“Our lead product candidate, ITI-007, possesses a mechanism of action targeting multiple brain systems and may allow a physician to fine tune the drug’s action in the brain by simple dose adjustments. At the lowest doses, ITI-007 has been demonstrated to act primarily as a potent 5-HT2A serotonin receptor antagonist. As the dose is increased, additional benefits are derived from the engagement of additional drug targets, including modest dopamine receptor modulation and modest inhibition of serotonin transporters. We believe that combined interactions at these receptors may provide additional benefits above and beyond selective 5-HT2A antagonism for treating agitation, aggression and sleep disturbances in diseases that include dementia, Alzheimer’s disease and autism spectrum disorders, while avoiding many of the side effects associated with more robust dopamine receptor antagonism. As the dose of ITI-007 is further increased, leading to moderate dopamine receptor modulation, inhibition of serotonin transporters, and indirect glutamate modulation, these actions complement the complete blockade of 5-HT2A serotonin receptors. In this dose range, we believe that ITI-007 will be useful in treating the symptoms associated with schizophrenia, bipolar disorder, major depressive disorder and other neuropsychiatric diseases.”

 

 

Study Finds Treatment-Resistant BPD Responds Better to ECT Than Medication

Bipolar Disorder. Image Credit: xpixel | shutterstock

Bipolar Disorder. Image Credit: xpixel | shutterstock

From Psychiatric News Alert: Electroconvulsive therapy (ECT) for treatment-resistant bipolar disorder appears to be more effective than an algorithm-based pharmacologic treatment in terms of symptom improvement, says the report “Treatment-Resistant Bipolar Depression: A Randomized Controlled Trial of Electroconvulsive Therapy Versus Algorithm-Based Pharmacological Treatment” in the January American Journal of Psychiatry. But remission rates did not differ between the two groups and remained modest regardless of treatment choice for this challenging clinical condition.
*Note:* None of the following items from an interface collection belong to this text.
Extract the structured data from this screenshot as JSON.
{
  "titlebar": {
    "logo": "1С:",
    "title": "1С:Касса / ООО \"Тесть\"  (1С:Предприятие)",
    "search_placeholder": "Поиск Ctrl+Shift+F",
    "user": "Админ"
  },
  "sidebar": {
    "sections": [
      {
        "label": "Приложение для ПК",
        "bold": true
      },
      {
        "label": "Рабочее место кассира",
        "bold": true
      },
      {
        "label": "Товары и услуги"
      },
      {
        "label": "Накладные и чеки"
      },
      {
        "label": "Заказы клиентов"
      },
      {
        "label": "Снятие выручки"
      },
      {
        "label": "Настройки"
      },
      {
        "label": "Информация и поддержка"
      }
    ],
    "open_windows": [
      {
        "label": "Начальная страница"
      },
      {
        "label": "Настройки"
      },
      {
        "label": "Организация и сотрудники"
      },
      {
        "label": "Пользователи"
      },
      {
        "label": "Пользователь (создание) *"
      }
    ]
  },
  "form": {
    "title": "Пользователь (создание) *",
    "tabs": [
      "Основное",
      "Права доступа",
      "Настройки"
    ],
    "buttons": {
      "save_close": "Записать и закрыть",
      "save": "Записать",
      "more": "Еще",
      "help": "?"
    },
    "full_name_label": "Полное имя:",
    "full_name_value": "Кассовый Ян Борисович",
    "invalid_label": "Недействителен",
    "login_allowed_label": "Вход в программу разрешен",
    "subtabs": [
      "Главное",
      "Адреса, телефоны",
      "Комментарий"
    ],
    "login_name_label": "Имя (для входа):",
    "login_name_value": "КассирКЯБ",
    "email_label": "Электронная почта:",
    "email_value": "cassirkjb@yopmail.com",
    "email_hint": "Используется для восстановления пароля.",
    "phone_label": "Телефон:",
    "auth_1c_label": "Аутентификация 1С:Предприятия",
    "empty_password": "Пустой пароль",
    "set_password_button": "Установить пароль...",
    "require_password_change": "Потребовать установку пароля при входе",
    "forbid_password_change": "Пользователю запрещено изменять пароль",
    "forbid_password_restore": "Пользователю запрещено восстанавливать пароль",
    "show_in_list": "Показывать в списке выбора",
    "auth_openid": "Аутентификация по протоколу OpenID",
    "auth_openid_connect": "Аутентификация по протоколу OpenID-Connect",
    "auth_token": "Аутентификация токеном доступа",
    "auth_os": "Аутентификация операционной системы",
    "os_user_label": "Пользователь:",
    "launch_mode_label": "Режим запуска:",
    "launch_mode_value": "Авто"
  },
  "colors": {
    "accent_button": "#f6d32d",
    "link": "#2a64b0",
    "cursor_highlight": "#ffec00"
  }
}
According to the research, ECT treatment was significantly more effective than the pharmacological treatment. For more details of the research, see the Psychiatric News article. There were possible limitations noted by Mauricio Tohen, M.D., Dr.P.H., and Christopher Abbott, M.D., M.S., additionally stating:

“In spite of the above limitations, this report adds major value to the evidence-based data on the use of ECT as a treatment option for bipolar depression.”

For more research on the use of ECT in depressive disorders, see the Psychiatric News article, “Ketamine Outperforms ECT in Depression Study.”